◆ WHAT YOU HAVE TO DO ◆
What lines of the data below hold "source"? Show them.

◆ Excerpts from a dataset ◆
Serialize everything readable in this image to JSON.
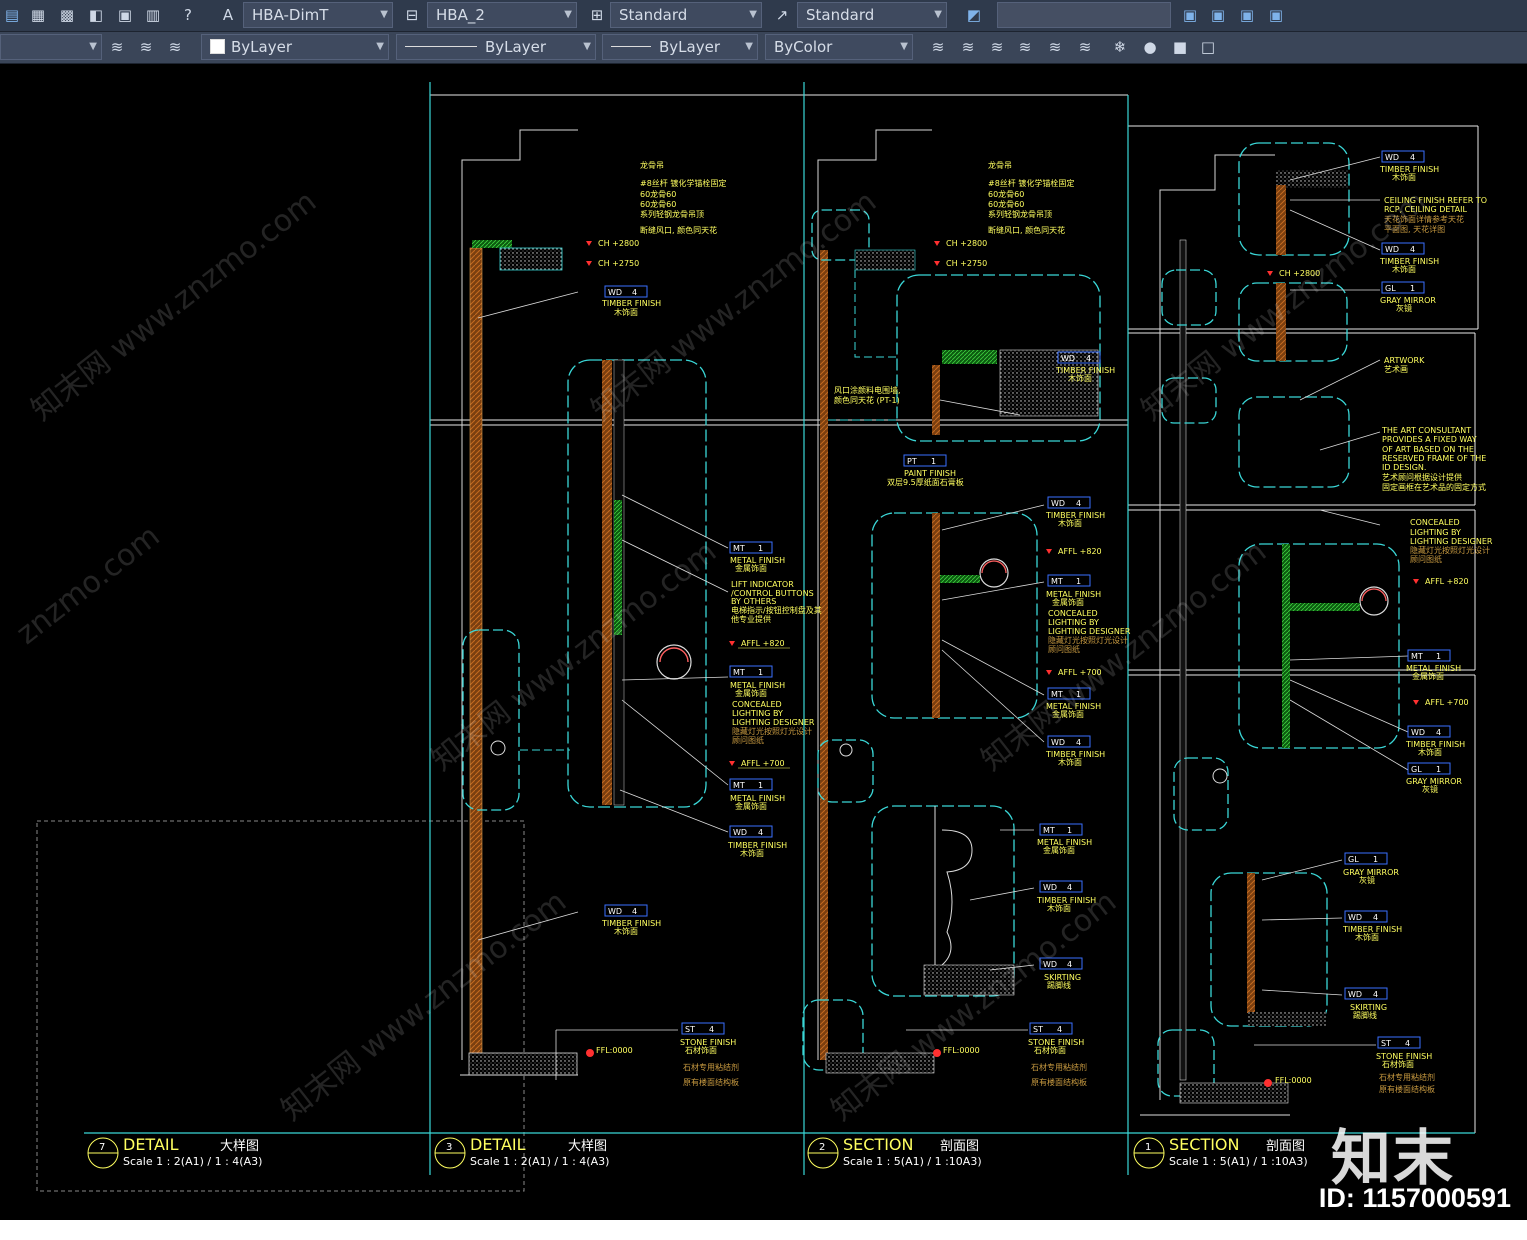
{
  "toolbar": {
    "dimstyle": "HBA-DimT",
    "tablestyle": "HBA_2",
    "textstyle": "Standard",
    "mleaderstyle": "Standard",
    "color": "ByLayer",
    "linetype": "ByLayer",
    "lineweight": "ByLayer",
    "plotstyle": "ByColor"
  },
  "drawing": {
    "views": [
      {
        "num": "7",
        "title": "DETAIL",
        "cn": "大样图",
        "scale": "Scale 1 : 2(A1) / 1 : 4(A3)"
      },
      {
        "num": "3",
        "title": "DETAIL",
        "cn": "大样图",
        "scale": "Scale 1 : 2(A1) / 1 : 4(A3)"
      },
      {
        "num": "2",
        "title": "SECTION",
        "cn": "剖面图",
        "scale": "Scale 1 : 5(A1) / 1 :10A3)"
      },
      {
        "num": "1",
        "title": "SECTION",
        "cn": "剖面图",
        "scale": "Scale 1 : 5(A1) / 1 :10A3)"
      }
    ],
    "levels": {
      "ch2800": "CH +2800",
      "ch2750": "CH +2750",
      "affl820": "AFFL +820",
      "affl700": "AFFL +700",
      "ffl": "FFL:0000"
    },
    "tags": {
      "wd": "WD",
      "mt": "MT",
      "st": "ST",
      "gl": "GL",
      "pt": "PT",
      "n4": "4",
      "n1": "1"
    },
    "labels": {
      "timber": "TIMBER FINISH",
      "timber_cn": "木饰面",
      "metal": "METAL FINISH",
      "metal_cn": "金属饰面",
      "stone": "STONE FINISH",
      "stone_cn": "石材饰面",
      "gray_mirror": "GRAY MIRROR",
      "gray_mirror_cn": "灰镜",
      "paint": "PAINT FINISH",
      "paint_cn": "双层9.5厚纸面石膏板",
      "skirting": "SKIRTING",
      "skirting_cn": "踢脚线",
      "concealed": "CONCEALED",
      "lighting_by": "LIGHTING BY",
      "lighting_designer": "LIGHTING DESIGNER",
      "lighting_cn": "隐藏灯光按照灯光设计",
      "lighting_cn2": "顾问图纸",
      "lift1": "LIFT INDICATOR",
      "lift2": "/CONTROL BUTTONS",
      "lift3": "BY OTHERS",
      "lift_cn1": "电梯指示/按钮控制盘及其",
      "lift_cn2": "他专业提供",
      "artwork": "ARTWORK",
      "artwork_cn": "艺术画",
      "art1": "THE ART CONSULTANT",
      "art2": "PROVIDES A FIXED WAY",
      "art3": "OF ART BASED ON THE",
      "art4": "RESERVED FRAME OF THE",
      "art5": "ID DESIGN.",
      "art_cn1": "艺术顾问根据设计提供",
      "art_cn2": "固定画框在艺术品的固定方式",
      "ceil1": "CEILING FINISH REFER TO",
      "ceil2": "RCP, CEILING DETAIL",
      "ceil_cn1": "天花饰面详情参考天花",
      "ceil_cn2": "平面图, 天花详图",
      "cn_a1": "龙骨吊",
      "cn_a2": "#8丝杆 镀化学锚栓固定",
      "cn_a3": "60龙骨60",
      "cn_a4": "60龙骨60",
      "cn_a5": "系列轻钢龙骨吊顶",
      "cn_a6": "断缝风口, 颜色同天花",
      "cn_b1": "风口涂颜料电围墙,",
      "cn_b2": "颜色同天花 (PT-1)",
      "stone_cn_a": "石材专用粘结剂",
      "stone_cn_b": "原有楼面结构板"
    }
  },
  "watermark": {
    "text": "知末网 www.znzmo.com",
    "text2": "znzmo.com"
  },
  "brand": {
    "logo": "知末",
    "id": "ID: 1157000591"
  }
}
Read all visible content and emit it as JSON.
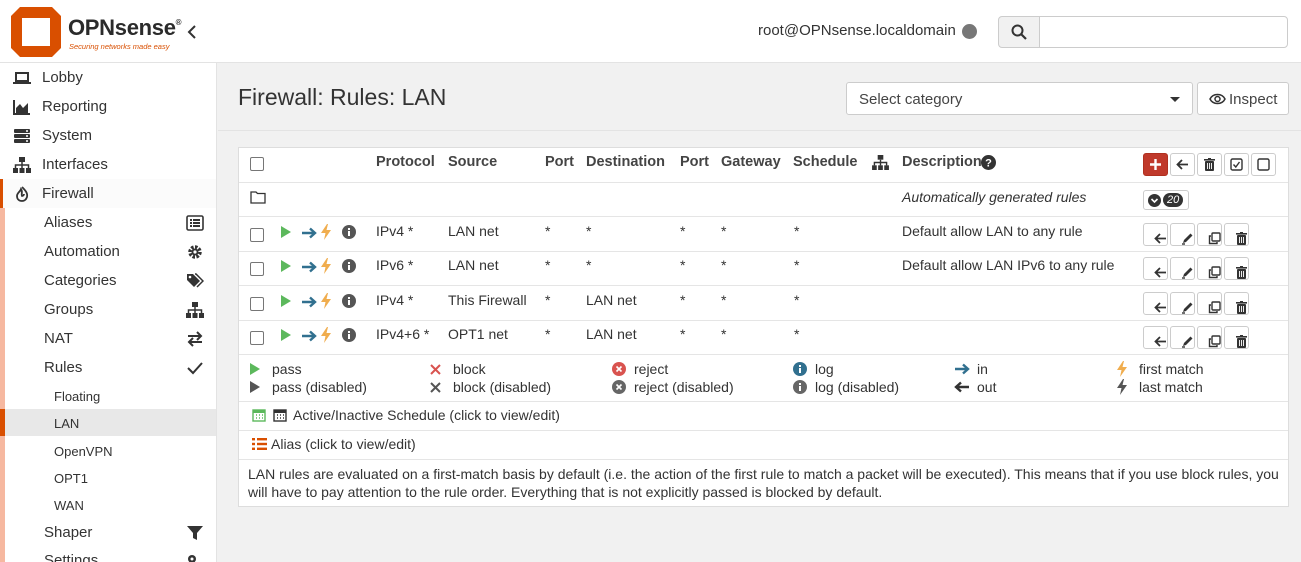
{
  "header": {
    "brand": "OPNsense",
    "tagline": "Securing networks made easy",
    "user": "root@OPNsense.localdomain",
    "search_placeholder": ""
  },
  "sidebar": {
    "top": [
      {
        "label": "Lobby",
        "icon": "laptop-icon"
      },
      {
        "label": "Reporting",
        "icon": "area-chart-icon"
      },
      {
        "label": "System",
        "icon": "server-icon"
      },
      {
        "label": "Interfaces",
        "icon": "sitemap-icon"
      },
      {
        "label": "Firewall",
        "icon": "fire-icon"
      }
    ],
    "firewall_sub": [
      {
        "label": "Aliases",
        "icon": "list-alt-icon"
      },
      {
        "label": "Automation",
        "icon": "gear-icon"
      },
      {
        "label": "Categories",
        "icon": "tags-icon"
      },
      {
        "label": "Groups",
        "icon": "sitemap-icon"
      },
      {
        "label": "NAT",
        "icon": "exchange-icon"
      },
      {
        "label": "Rules",
        "icon": "check-icon"
      }
    ],
    "rules_sub": [
      "Floating",
      "LAN",
      "OpenVPN",
      "OPT1",
      "WAN"
    ],
    "after": [
      {
        "label": "Shaper",
        "icon": "filter-icon"
      },
      {
        "label": "Settings",
        "icon": "cogs-icon"
      }
    ]
  },
  "page": {
    "title": "Firewall: Rules: LAN",
    "category_placeholder": "Select category",
    "inspect_label": "Inspect"
  },
  "table": {
    "headers": {
      "protocol": "Protocol",
      "source": "Source",
      "port": "Port",
      "destination": "Destination",
      "dport": "Port",
      "gateway": "Gateway",
      "schedule": "Schedule",
      "description": "Description"
    },
    "auto_rules_label": "Automatically generated rules",
    "auto_rules_count": "20",
    "rows": [
      {
        "protocol": "IPv4 *",
        "source": "LAN net",
        "port": "*",
        "destination": "*",
        "dport": "*",
        "gateway": "*",
        "schedule": "*",
        "description": "Default allow LAN to any rule"
      },
      {
        "protocol": "IPv6 *",
        "source": "LAN net",
        "port": "*",
        "destination": "*",
        "dport": "*",
        "gateway": "*",
        "schedule": "*",
        "description": "Default allow LAN IPv6 to any rule"
      },
      {
        "protocol": "IPv4 *",
        "source": "This Firewall",
        "port": "*",
        "destination": "LAN net",
        "dport": "*",
        "gateway": "*",
        "schedule": "*",
        "description": ""
      },
      {
        "protocol": "IPv4+6 *",
        "source": "OPT1 net",
        "port": "*",
        "destination": "LAN net",
        "dport": "*",
        "gateway": "*",
        "schedule": "*",
        "description": ""
      }
    ]
  },
  "legend": {
    "pass": "pass",
    "pass_disabled": "pass (disabled)",
    "block": "block",
    "block_disabled": "block (disabled)",
    "reject": "reject",
    "reject_disabled": "reject (disabled)",
    "log": "log",
    "log_disabled": "log (disabled)",
    "in": "in",
    "out": "out",
    "first_match": "first match",
    "last_match": "last match",
    "schedule": "Active/Inactive Schedule (click to view/edit)",
    "alias": "Alias (click to view/edit)"
  },
  "note": "LAN rules are evaluated on a first-match basis by default (i.e. the action of the first rule to match a packet will be executed). This means that if you use block rules, you will have to pay attention to the rule order. Everything that is not explicitly passed is blocked by default.",
  "colors": {
    "brand": "#d94f00",
    "pass": "#5cb85c",
    "in": "#31708f",
    "first_match": "#f0ad4e",
    "reject": "#d9534f",
    "add_button": "#c0392b"
  }
}
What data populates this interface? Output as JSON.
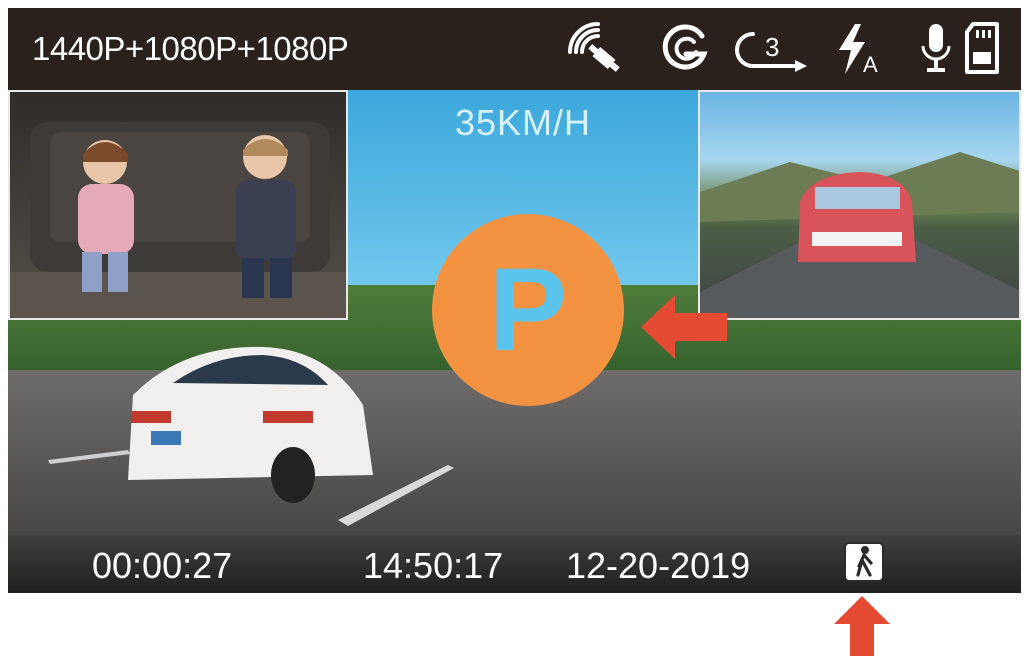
{
  "status_bar": {
    "resolution": "1440P+1080P+1080P",
    "loop_interval": "3",
    "flash_label": "A",
    "icons": [
      "gps-signal-icon",
      "g-sensor-icon",
      "loop-recording-icon",
      "auto-flash-icon",
      "microphone-icon",
      "sd-card-icon"
    ]
  },
  "overlay": {
    "speed": "35KM/H",
    "parking_mode_letter": "P",
    "parking_color": "#f39342",
    "arrow_color": "#e54b33"
  },
  "footer": {
    "elapsed": "00:00:27",
    "time": "14:50:17",
    "date": "12-20-2019",
    "icons": [
      "pedestrian-icon"
    ]
  }
}
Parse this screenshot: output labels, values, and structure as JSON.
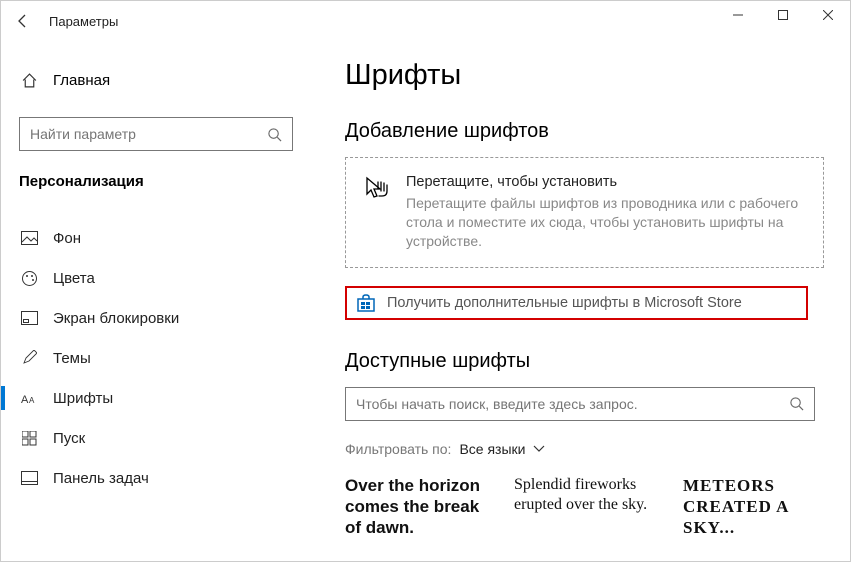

◆ EXPECTED ANSWER ◆
      "source": "Source",
        "source": "LAN net",
        "source": "LAN net",
        "source": "This Firewall",
        "source": "OPT1 net",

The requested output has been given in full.